# Your goal
Down to the last line, print the data that follows exactly, without its pictures.

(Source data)
----------------------------------------

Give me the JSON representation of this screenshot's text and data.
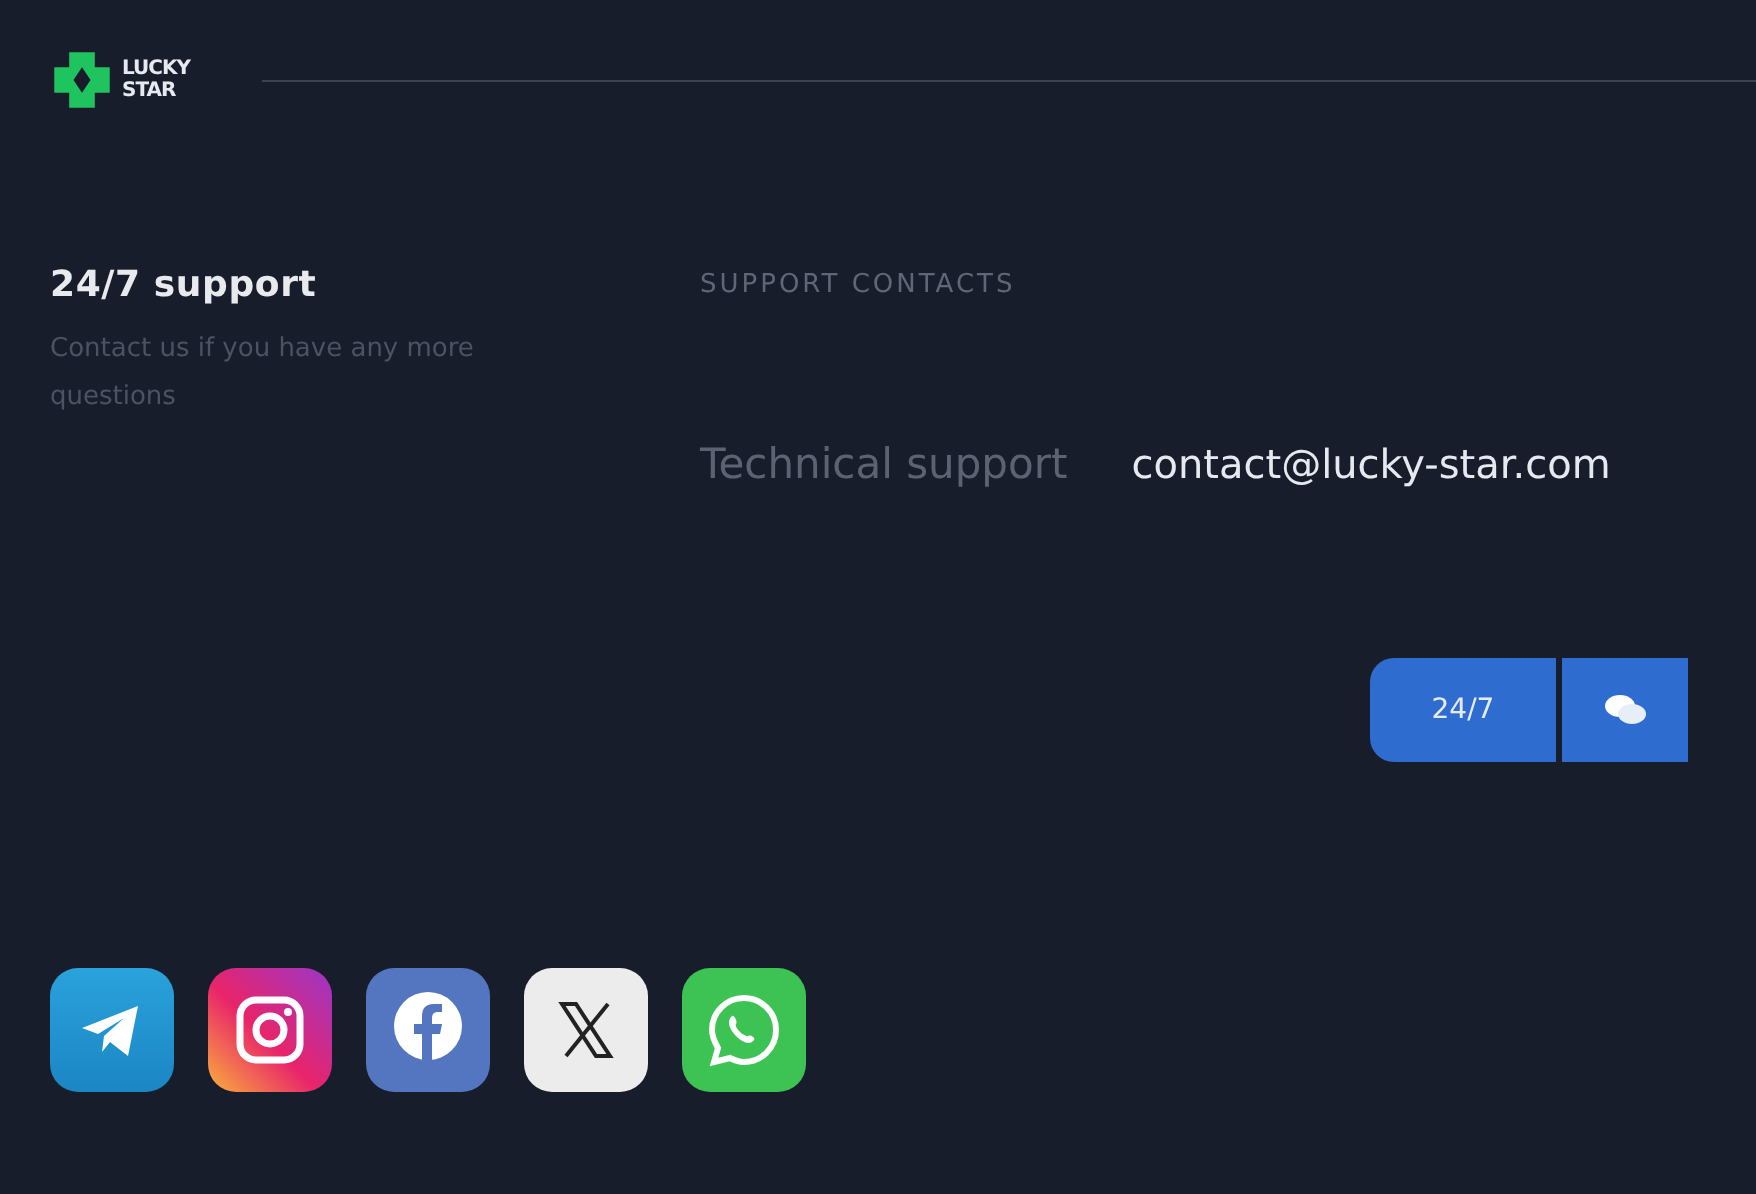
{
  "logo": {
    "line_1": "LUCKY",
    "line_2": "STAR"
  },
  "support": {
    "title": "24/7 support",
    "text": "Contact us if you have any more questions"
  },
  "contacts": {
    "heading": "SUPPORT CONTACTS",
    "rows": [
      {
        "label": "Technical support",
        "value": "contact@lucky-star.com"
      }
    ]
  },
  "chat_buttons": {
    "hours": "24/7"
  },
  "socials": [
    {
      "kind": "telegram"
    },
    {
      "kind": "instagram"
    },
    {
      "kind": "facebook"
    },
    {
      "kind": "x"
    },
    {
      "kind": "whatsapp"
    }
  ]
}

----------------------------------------

# Output for this task
Give me the JSON representation of this screenshot's text and data.
{
  "logo": {
    "line_1": "LUCKY",
    "line_2": "STAR"
  },
  "support": {
    "title": "24/7 support",
    "text": "Contact us if you have any more questions"
  },
  "contacts": {
    "heading": "SUPPORT CONTACTS",
    "rows": [
      {
        "label": "Technical support",
        "value": "contact@lucky-star.com"
      }
    ]
  },
  "chat_buttons": {
    "hours": "24/7"
  },
  "socials": [
    {
      "kind": "telegram"
    },
    {
      "kind": "instagram"
    },
    {
      "kind": "facebook"
    },
    {
      "kind": "x"
    },
    {
      "kind": "whatsapp"
    }
  ]
}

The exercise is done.